Biographicon is a cultural psychogeography of the Northern Enlightenment explored through a podcast series supported by this website.
The series draws from Dr Declan McCormack’s research on eighteenth-century northern theatre and with the help of leading scholars he aims to identify key figures who have influenced northern identity; many of whom have been marginalised or completely forgotten.
The word “biographicon” was coined by William Taylor of Norwich in a review about the first English treatise ever written about the art of biography which was published in Sunderland in 1813. The author of The Essay on the Study and Composition of Biography was a provincial actor called James Field Stanfield and Taylor recommended that Stanfield should put his theories into practice by concentrating on the British geographers then mapping the globe:
By separating into one biographicon this peculiar class of lives, a philanthropic emulation would be excited, a debt of social gratitude would be discharged, a trophy to patriotism would be erected, and an instructive knowledge of the present state of nations and the gradual concatenation of intercourse would be diffused. Literature should rear altars to the missionaries of human civilization.
Described by a contemporary as “the founder of the Anglo-German school in England” Taylor was a traveller who had crossed the German Ocean to visit the Dutch Republic, Denmark and the German States. He was remarkably prolific, writing more than two thousand reviews in literary journals, all of which were anonymous; although, when William Hazlitt celebrated The Edinburgh Review as “eminently characteristic of the Spirit of the Age” he reminded readers that the “style of philosophical criticism” which it boasted was actually in imitation of Taylor. As a provincial figure who has had a remarkable and unrecognised influence on modern culture Taylor epitomises the aim of Biographicon.
Rather like a method actor, Stanfield believed a good biographer needed to think like their subject. He also coined a new word to describe this spirit of enquiry and called it “biology”. The word might appear misapplied today, but it wasn’t then; because the word “biology” did not exist when he was writing. It serves as a reminder that in this pre-modern period Stanfield, Taylor and all of the figures that feature in this series existed on the cusp of change when the structure of their minds, their ways of thinking, were not like ours.

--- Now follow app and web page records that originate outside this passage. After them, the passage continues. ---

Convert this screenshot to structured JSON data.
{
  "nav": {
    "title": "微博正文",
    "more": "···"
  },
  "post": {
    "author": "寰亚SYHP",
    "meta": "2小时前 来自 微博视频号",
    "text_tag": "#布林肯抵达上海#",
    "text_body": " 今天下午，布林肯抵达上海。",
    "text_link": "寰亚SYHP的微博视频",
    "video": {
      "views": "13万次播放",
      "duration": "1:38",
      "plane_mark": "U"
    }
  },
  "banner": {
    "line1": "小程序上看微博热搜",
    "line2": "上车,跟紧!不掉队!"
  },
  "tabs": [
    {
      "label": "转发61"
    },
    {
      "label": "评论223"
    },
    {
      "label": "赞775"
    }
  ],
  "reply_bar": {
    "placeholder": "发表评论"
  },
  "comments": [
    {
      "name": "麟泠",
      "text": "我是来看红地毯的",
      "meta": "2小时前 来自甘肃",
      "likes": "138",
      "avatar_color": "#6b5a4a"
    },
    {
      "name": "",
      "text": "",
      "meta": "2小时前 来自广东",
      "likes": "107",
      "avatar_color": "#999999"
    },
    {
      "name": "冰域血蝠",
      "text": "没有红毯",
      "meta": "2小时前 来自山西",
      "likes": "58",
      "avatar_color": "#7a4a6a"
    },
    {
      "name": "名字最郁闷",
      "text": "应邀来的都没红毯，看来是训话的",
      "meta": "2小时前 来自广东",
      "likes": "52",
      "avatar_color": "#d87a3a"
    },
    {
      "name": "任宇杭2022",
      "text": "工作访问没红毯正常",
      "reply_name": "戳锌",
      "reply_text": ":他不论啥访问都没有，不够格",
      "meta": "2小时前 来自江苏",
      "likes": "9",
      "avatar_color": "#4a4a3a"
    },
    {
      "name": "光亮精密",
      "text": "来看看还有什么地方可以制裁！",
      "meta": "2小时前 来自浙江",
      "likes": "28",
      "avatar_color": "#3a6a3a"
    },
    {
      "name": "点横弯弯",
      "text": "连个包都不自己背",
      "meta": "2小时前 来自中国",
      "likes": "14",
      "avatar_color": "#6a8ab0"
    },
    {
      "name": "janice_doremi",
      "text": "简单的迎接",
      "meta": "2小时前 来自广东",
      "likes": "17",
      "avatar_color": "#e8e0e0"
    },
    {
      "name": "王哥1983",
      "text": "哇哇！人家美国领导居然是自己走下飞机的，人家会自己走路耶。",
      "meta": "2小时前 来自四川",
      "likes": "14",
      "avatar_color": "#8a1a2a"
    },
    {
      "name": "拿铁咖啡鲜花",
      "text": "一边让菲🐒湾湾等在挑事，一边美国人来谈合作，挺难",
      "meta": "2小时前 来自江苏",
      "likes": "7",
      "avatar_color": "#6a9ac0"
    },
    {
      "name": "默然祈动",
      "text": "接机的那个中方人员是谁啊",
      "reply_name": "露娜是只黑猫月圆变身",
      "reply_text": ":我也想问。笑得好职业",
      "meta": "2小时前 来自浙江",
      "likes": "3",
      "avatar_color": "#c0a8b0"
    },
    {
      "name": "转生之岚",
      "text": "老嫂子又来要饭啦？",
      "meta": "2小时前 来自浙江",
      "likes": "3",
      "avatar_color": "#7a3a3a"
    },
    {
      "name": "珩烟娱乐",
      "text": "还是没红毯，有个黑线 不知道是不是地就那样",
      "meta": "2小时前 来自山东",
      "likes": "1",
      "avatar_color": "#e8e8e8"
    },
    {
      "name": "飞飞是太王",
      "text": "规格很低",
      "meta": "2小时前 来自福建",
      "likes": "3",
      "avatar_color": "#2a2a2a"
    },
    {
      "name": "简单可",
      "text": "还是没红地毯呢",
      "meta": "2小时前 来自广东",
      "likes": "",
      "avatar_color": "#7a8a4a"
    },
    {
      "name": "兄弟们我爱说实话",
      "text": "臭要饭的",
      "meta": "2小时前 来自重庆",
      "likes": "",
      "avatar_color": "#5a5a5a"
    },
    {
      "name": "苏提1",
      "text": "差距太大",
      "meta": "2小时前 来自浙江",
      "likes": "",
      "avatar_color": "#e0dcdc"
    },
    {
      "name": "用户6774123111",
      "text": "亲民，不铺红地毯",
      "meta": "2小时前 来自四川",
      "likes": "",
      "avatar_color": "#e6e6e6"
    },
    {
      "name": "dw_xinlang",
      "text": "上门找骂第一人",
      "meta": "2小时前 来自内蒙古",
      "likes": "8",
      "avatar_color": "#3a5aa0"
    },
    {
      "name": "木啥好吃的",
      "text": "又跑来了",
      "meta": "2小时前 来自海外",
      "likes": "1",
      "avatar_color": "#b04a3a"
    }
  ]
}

Biographicon will map these earlier patterns of knowledge and, as Stanfield encouraged, attempt to enter into the minds of these historical figures.
In this way we might better understand what we have gained and what we might have lost.